The stretch of bayou was broken up after about 10 miles, with a new bridge ( compliments of Katrina, I'm sure). After a ride up into the fog and over the bridge, I saw signs on buildings and life, but it was no less depressing. There was a fort, that was a state park, that was still closed down, and a few fishing piers and businesses that may or may not have been open. As I rode along, fishing homes and camps were becoming more common, some of them intact, most of them gone, however. There was bayou on both sides of the road, absolutely clogged with debris and garbage, almost to the point that it looked like people were still just dumping their garbage there. Most of it was hurricane damage , however, and debris were up into the trees eight or nine feet. I saw at least a dozen boats, in the forested area that sometimes lined the road. Fortunately, I guess, most of the area looked like it was people's second homes, or fish camps. The fog and mist in the area just added to the depressing atmosphere. America's Gulf coast is really just a mess so far, with a few exceptions, like the Destin area , of course. Pam - the roads going through the swamp areas were very rough in a motor home bouncing me to pieces! There were also quite a few very narrow, old iron bridges along the way. Unfortunately, going over the last bridge which was the most narrow of them all, I had an old man driving with his tires on the center line and was forced to the right and my side view mirror got ripped off by the girders! I guess it was better than a head on..... It's tough driving in a motor home with no passenger side mirror when you get onto the interstate! I had to go to the campground via I-10 since US90 was not motor home friendly through New Orleans!
|One of the old, very narrow bridges.|
|View from a bridge|
|Old fort that was closed due to Katrina damage|
I was riding parallel to a levee that appeared on my left as the area started getting a little more populated, and actually got to ride through some flood gates that were open, that would close US 90 in flood situations. On the outside of the flood gates was a wildlife sanctuary, where some reclamation was still in progress, but the old debris were still up about 6-8 feet into the trees. From SEVEN years ago! As I got into the most eastern reaches of New Orleans, I went through an oriental section, maybe Vietnamese, and other areas where hotels, malls, and other businesses and homes sat half destroyed and abandoned.
Finally, the town began looking more normal, and I was coming to a point where I had to make a decision about which of the two paths of travel I was going to take. I had mapped out two trails last night, not knowing the traffic and roads, I wanted to have options. One trail would take me north, past the University of New Orleans, along Lake Pontchartrain, with possibly less traffic.

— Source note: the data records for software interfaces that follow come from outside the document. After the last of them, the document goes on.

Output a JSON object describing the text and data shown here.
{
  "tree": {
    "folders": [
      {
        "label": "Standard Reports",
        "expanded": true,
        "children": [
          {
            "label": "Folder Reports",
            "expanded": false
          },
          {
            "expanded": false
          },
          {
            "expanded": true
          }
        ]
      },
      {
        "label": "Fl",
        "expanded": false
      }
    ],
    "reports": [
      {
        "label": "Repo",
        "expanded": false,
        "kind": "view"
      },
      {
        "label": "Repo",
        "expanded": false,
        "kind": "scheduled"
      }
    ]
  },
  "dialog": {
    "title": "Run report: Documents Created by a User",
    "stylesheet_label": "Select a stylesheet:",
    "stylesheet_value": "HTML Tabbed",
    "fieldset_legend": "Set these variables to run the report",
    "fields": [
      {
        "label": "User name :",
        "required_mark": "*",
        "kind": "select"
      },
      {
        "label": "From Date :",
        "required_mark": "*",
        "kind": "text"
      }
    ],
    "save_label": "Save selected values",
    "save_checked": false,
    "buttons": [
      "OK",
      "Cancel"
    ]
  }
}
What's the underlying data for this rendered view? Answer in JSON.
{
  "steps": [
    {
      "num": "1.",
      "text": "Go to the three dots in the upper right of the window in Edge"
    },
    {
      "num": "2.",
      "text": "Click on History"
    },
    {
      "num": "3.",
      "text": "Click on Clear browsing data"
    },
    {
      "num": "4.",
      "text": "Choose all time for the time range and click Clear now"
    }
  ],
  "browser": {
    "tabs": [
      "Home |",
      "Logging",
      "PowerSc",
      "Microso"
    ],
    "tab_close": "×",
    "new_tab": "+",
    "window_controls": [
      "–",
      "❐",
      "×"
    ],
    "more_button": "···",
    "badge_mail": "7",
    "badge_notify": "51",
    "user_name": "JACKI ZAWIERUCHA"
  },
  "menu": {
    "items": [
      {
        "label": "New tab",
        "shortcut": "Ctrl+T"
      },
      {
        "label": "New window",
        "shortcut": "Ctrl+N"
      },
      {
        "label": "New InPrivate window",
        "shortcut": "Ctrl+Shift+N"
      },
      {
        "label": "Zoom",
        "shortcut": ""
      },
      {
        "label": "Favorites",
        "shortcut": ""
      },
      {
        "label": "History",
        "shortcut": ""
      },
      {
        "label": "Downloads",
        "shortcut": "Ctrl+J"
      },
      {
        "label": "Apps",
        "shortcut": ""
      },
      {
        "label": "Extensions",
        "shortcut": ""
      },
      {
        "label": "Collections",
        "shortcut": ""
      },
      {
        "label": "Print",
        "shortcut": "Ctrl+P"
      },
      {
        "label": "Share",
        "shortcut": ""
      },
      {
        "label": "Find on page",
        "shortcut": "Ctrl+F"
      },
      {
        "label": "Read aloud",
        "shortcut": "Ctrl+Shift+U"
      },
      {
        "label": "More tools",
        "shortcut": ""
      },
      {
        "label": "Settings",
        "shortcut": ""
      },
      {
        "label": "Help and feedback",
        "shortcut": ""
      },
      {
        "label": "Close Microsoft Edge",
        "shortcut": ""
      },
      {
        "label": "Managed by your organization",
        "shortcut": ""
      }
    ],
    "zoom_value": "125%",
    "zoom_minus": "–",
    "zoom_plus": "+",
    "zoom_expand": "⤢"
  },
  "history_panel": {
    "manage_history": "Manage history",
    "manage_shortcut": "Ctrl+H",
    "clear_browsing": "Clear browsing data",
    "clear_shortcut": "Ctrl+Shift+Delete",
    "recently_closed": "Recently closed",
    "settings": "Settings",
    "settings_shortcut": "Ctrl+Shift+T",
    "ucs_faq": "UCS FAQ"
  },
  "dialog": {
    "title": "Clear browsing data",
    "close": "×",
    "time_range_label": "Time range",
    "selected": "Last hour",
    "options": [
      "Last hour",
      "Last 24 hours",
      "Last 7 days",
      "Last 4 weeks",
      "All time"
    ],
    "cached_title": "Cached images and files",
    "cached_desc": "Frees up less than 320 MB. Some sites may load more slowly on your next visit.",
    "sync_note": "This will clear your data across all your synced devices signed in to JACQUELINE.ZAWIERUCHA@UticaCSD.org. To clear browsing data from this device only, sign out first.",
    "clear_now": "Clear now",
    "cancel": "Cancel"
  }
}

When decision time approached, traffic was not bad, and a beautiful bike lane traversed US90, so I went with that, even knowing that I was headed for downtown and possibly crazy times ahead. Well, the road stayed nice until I was really close to downtown, bike lanes were good, probably thanks to Dilliard College and Tulane U. areas. I finally came to the Claiborne Street overpass, very near the Super Dome, where things got crazy. The elevated road is where you saw people stranded, on tv, in town during Katrina flooding . I wasn't sure if I should go up there and mix it up with traffic, after being warned by a delivery van driver to walk my bike. I, of course, decided just to go for it, and it really wasn't that bad, I just had to keep my head on a swivel because of all the exit and entry ramps. Once I got through there, it was just another busy, business oriented stretch of road, peppered with construction, red lights, and increasing traffic. As businesses thinned out and residential areas increased, I got out of Orleans Parrish, and into Jefferson Parrish, where the KOA was located, in the western suburbs. Overall about 25 miles of my 82 was actually inside the city limits of New Orleans. The wind was at my back the whole way, traffic was friendly, and the trip was really pretty cool. New Orleans has distinctive, unique architecture, and crossing Canal Street on a bike was neat. I wasn't so focused on traffic that I couldn't enjoy the sights!
Once I had found the campground , gotten a shower, and such, we decided to go to the uptown section of New Orleans and try to catch an evening parade. That wasn't the original plan, as we thought about resting up and starting tomorrow, but I felt pretty good, and Pam was excited to see a parade. We found the corner of Napoleon Ave and St Charles, in a residential area, close to the beginning if the parade routes. We saw the Krewe of Ancient Druids and the Krewe of Nyx and Pam learned how to get beads( in a family friendly way!), and really got into it. Toward the end the rain began to fall, but we stayed and had a great time. We ended the day with omelets at Dot's Diner. Heavy rains pounded the area all night. Someone said it rained almost two inches. It was coming down in sheets, great weather to sleep in.
|Flood scraps - 7 years after the fact|
|Saw a lot of trashed boats, but we saw a few like this!|
|Replacement street sign - it says "Main" street!|
|Post Katrina house replacement! This is made of concrete and should be hurricane proof!!|
|Getting close to Mardi Gras! Note the beads in the trees|
|You know this didn't end up here naturally! Courtesy of Katrina!|